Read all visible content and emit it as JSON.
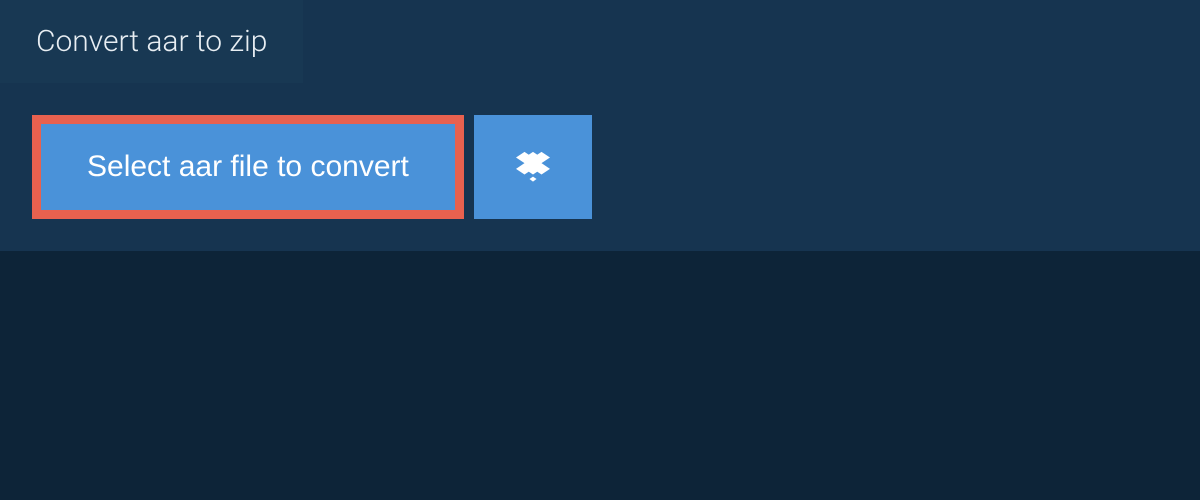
{
  "tab": {
    "title": "Convert aar to zip"
  },
  "buttons": {
    "select_label": "Select aar file to convert"
  },
  "colors": {
    "background": "#0d2438",
    "panel": "#163450",
    "tab": "#183853",
    "highlight_border": "#e8614f",
    "button": "#4a92d9",
    "text_light": "#e8eef3",
    "text_white": "#ffffff"
  }
}
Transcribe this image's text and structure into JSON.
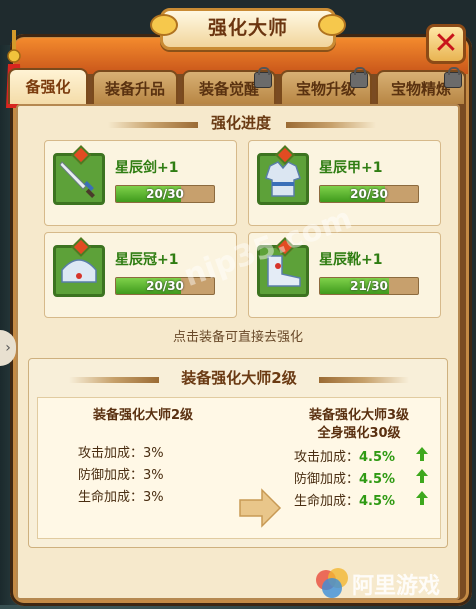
{
  "window": {
    "title": "强化大师",
    "close_label": "✕"
  },
  "tabs": [
    {
      "label": "备强化",
      "active": true,
      "locked": false
    },
    {
      "label": "装备升品",
      "active": false,
      "locked": false
    },
    {
      "label": "装备觉醒",
      "active": false,
      "locked": true
    },
    {
      "label": "宝物升级",
      "active": false,
      "locked": true
    },
    {
      "label": "宝物精炼",
      "active": false,
      "locked": true
    }
  ],
  "progress_section": {
    "title": "强化进度"
  },
  "equipment": [
    {
      "name": "星辰剑+1",
      "progress": "20/30",
      "fill": 0.667,
      "icon": "sword-icon"
    },
    {
      "name": "星辰甲+1",
      "progress": "20/30",
      "fill": 0.667,
      "icon": "armor-icon"
    },
    {
      "name": "星辰冠+1",
      "progress": "20/30",
      "fill": 0.667,
      "icon": "helmet-icon"
    },
    {
      "name": "星辰靴+1",
      "progress": "21/30",
      "fill": 0.7,
      "icon": "boots-icon"
    }
  ],
  "hint": "点击装备可直接去强化",
  "master": {
    "title": "装备强化大师2级",
    "current": {
      "title": "装备强化大师2级",
      "stats": [
        {
          "label": "攻击加成：",
          "value": "3%"
        },
        {
          "label": "防御加成：",
          "value": "3%"
        },
        {
          "label": "生命加成：",
          "value": "3%"
        }
      ]
    },
    "next": {
      "title": "装备强化大师3级",
      "requirement": "全身强化30级",
      "stats": [
        {
          "label": "攻击加成：",
          "value": "4.5%"
        },
        {
          "label": "防御加成：",
          "value": "4.5%"
        },
        {
          "label": "生命加成：",
          "value": "4.5%"
        }
      ]
    }
  },
  "colors": {
    "accent": "#f38a2d",
    "green_text": "#2f7d12",
    "bar_fill": "#5fb532",
    "close_red": "#c8151b"
  },
  "watermarks": {
    "center": "nip35.com",
    "corner": "阿里游戏"
  }
}
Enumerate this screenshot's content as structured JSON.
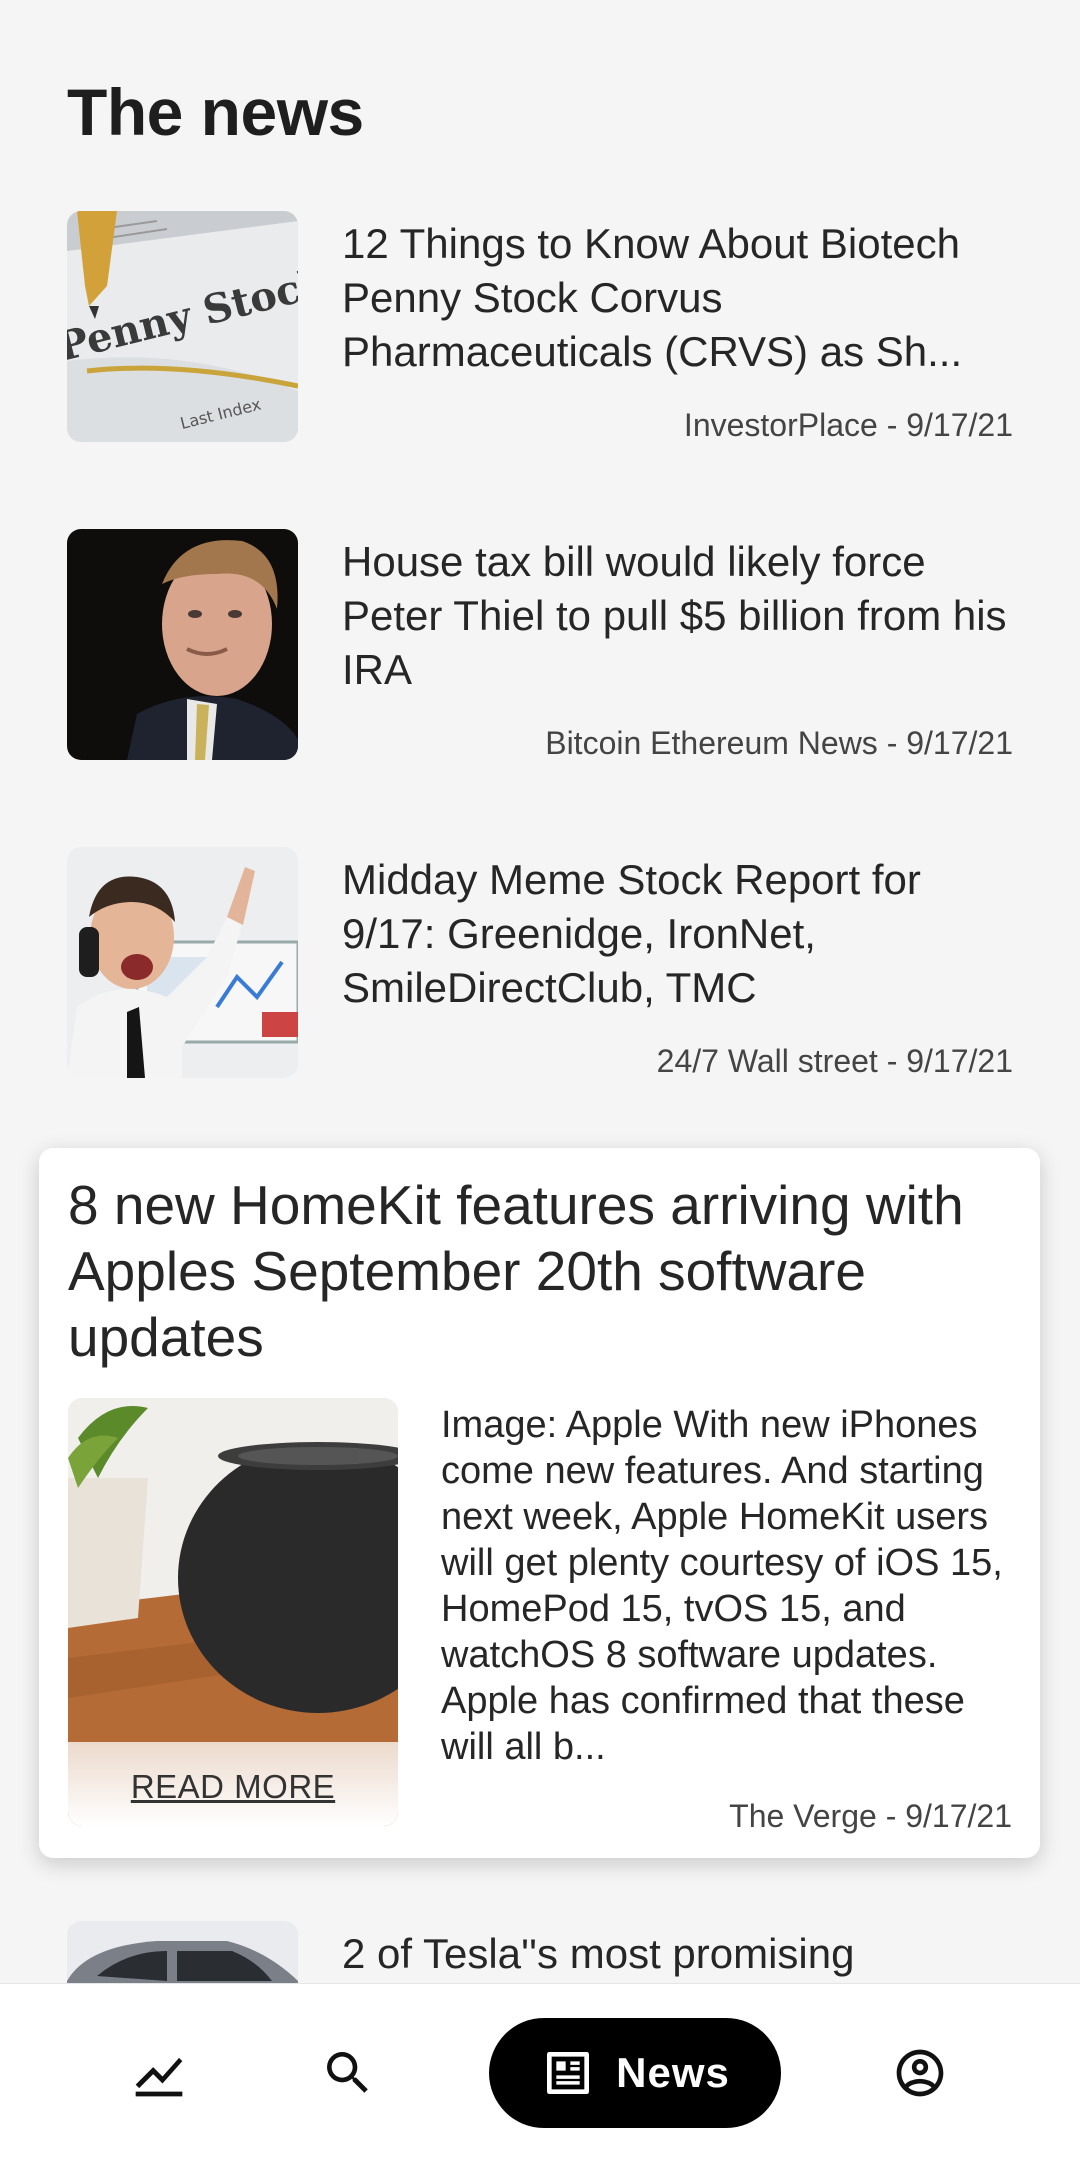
{
  "page": {
    "title": "The news"
  },
  "articles": [
    {
      "title": "12 Things to Know About Biotech Penny Stock Corvus Pharmaceuticals (CRVS) as Sh...",
      "meta": "InvestorPlace - 9/17/21",
      "image": "penny-stocks-newspaper-photo"
    },
    {
      "title": "House tax bill would likely force Peter Thiel to pull $5 billion from his IRA",
      "meta": "Bitcoin Ethereum News - 9/17/21",
      "image": "peter-thiel-portrait-photo"
    },
    {
      "title": "Midday Meme Stock Report for 9/17: Greenidge, IronNet, SmileDirectClub, TMC",
      "meta": "24/7 Wall street - 9/17/21",
      "image": "trader-on-phone-photo"
    }
  ],
  "featured": {
    "title": "8 new HomeKit features arriving with Apples September 20th software updates",
    "summary": "Image: Apple With new iPhones come new features. And starting next week, Apple HomeKit users will get plenty courtesy of iOS 15, HomePod 15, tvOS 15, and watchOS 8 software updates. Apple has confirmed that these will all b...",
    "read_more": "READ MORE",
    "meta": "The Verge - 9/17/21",
    "image": "homepod-mini-photo"
  },
  "partial_article": {
    "title": "2 of Tesla''s most promising",
    "image": "car-photo"
  },
  "nav": {
    "items": [
      {
        "icon": "chart-icon"
      },
      {
        "icon": "search-icon"
      },
      {
        "icon": "newspaper-icon",
        "label": "News",
        "active": true
      },
      {
        "icon": "account-icon"
      }
    ]
  }
}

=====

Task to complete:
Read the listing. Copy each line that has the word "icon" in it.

Your response:
      "icon": "sword-icon"
      "icon": "armor-icon"
      "icon": "helmet-icon"
      "icon": "boots-icon"
        "icon": "chart-icon"
        "icon": "search-icon"
        "icon": "newspaper-icon",
        "icon": "account-icon"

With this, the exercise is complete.